Should you retire overseas? The sentimental idea of an easier, simple yet romantic notions of expatriate life can exert a strong pull on the adventurous spirit. Some simply find new challenges in the adventure of discovering and flourishing in a new culture by retiring in Mexico, retiring in Belize, or any number of other popular overseas nations. Some "Type A" workers find the prospect of retiring a daunting proposition unless they relocate to an area far from home, and far away from their former work lives.
Why would Americans to leave their country not just to visit, but to retire overseas and live in a foreign land? Why retire to Mexico or retire to Costa Rica or any other point abroad? The reasons aren't much different than those that sent some of our ancestors from the Old Country in search of a better life. The cost of living is a big one. There's a perception that living in some foreign countries is cheaper than at home, but life abroad carries hidden costs. Iimmigration fees, getting--or losing--government benefits, taxes, work permits, and negotiating apparently labyrinthine foreign bureaucracy can be a daunting challenge.
If you retire overseas, you need not become a citizen or even get a permanent visa. A number of retirees live abroad as perpetual tourists, renewing tourist visas and stepping out of the country for as much as five minutes when those visas expire. However, most a more secure immigration status. Certain countries offer retirees substantial incentives. Belize, for instance, offers any American citizens over the age of 45 years who retire in Belize and who can demonstrate a monthly pension of more than $1,000 residency and tax-free importation of the retiree's household goods, car, boat, and airplane. Retire in Mexico and they will offer a similar deal, without regard to age, halving the monthly income requirement for those who own their own homes.
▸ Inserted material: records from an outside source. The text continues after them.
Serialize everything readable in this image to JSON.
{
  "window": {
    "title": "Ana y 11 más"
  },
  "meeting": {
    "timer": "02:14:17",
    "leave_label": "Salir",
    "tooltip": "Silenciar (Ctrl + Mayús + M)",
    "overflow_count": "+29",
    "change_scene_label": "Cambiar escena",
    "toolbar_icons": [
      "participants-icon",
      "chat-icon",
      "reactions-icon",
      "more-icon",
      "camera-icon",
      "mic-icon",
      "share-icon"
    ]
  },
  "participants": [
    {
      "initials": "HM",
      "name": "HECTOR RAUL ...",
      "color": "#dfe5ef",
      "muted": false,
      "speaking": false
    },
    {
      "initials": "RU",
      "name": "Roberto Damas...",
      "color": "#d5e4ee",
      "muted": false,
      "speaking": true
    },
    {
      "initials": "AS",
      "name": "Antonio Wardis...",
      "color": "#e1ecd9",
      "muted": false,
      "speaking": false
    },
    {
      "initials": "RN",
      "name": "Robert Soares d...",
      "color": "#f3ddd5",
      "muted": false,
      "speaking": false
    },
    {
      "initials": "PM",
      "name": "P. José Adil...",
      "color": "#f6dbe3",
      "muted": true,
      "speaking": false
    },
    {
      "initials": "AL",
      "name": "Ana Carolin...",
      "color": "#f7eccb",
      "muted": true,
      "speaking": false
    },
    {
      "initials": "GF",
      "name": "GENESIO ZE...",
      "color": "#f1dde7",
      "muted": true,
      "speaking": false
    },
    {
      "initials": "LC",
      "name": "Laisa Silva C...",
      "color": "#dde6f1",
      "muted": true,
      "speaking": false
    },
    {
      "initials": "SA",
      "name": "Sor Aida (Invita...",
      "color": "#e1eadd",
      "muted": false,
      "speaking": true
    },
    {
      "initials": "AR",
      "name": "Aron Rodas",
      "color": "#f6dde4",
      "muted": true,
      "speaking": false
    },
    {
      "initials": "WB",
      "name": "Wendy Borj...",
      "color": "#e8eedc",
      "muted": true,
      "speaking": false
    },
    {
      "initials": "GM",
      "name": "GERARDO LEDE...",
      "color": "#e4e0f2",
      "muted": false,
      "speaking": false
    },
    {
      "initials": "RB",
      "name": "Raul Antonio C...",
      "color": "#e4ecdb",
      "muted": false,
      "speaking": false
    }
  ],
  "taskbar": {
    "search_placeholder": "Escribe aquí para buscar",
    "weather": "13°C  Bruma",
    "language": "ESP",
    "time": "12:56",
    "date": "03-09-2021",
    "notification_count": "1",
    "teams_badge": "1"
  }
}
If you feel that retiring to Southern California or Florida just isn't exotic or appealing, you may want to retire oversease. More and more Americans spend their retirement years abroad and retire to Mexico or retire to Costa Rica among other locations. The U.S. State Department estimates that nearly four million Americans, not counting military and embassy personnel, are permanent residents in foreign countries.
|Jennifer Mathes, Ph.D.|